* [Materials provided]:
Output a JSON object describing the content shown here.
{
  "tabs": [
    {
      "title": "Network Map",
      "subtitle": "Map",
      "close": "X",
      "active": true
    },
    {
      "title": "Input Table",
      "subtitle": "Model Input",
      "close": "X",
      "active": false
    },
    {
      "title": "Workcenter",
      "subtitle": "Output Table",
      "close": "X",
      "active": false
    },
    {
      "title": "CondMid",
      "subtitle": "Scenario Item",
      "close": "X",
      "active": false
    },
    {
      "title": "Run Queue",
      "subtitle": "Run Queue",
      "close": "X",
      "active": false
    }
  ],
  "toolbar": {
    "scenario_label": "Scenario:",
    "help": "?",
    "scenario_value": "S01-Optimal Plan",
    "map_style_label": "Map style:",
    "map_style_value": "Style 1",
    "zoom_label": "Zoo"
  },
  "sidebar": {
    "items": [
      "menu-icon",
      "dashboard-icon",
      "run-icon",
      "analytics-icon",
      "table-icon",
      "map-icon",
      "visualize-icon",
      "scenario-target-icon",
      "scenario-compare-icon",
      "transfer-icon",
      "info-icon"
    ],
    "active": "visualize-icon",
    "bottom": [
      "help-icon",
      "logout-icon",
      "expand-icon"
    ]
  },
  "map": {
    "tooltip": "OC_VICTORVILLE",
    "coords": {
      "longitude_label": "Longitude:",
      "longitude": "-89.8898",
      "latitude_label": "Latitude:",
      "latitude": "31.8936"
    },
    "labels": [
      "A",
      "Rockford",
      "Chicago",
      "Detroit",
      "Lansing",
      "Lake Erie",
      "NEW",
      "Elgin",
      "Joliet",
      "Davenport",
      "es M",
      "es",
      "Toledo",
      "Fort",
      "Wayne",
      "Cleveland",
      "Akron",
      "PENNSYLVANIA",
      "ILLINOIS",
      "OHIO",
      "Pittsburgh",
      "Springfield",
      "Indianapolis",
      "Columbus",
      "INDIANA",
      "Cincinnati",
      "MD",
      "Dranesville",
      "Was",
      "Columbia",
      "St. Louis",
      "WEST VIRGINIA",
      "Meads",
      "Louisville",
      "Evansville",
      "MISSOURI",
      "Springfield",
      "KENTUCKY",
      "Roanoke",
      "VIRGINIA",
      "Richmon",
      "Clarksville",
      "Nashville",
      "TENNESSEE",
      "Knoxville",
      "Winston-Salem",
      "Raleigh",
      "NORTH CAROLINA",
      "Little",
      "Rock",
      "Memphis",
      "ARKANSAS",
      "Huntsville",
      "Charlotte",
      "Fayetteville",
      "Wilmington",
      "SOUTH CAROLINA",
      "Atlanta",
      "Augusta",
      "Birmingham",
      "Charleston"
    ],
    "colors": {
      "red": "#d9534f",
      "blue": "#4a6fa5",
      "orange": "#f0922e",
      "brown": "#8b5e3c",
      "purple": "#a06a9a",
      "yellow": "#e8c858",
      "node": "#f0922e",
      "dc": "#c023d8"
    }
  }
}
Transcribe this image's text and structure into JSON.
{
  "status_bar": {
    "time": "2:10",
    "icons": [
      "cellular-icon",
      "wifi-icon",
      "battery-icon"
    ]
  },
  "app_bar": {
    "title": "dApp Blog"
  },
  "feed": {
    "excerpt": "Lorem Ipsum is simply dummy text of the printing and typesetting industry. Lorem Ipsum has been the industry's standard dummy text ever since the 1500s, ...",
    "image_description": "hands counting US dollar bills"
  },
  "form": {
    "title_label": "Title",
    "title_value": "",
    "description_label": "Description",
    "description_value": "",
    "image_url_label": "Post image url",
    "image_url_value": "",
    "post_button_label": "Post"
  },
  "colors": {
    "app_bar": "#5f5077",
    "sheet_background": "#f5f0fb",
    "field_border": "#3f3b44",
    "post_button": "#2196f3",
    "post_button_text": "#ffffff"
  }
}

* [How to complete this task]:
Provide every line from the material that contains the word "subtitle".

* [Exercise solution]:
      "subtitle": "Map",
      "subtitle": "Model Input",
      "subtitle": "Output Table",
      "subtitle": "Scenario Item",
      "subtitle": "Run Queue",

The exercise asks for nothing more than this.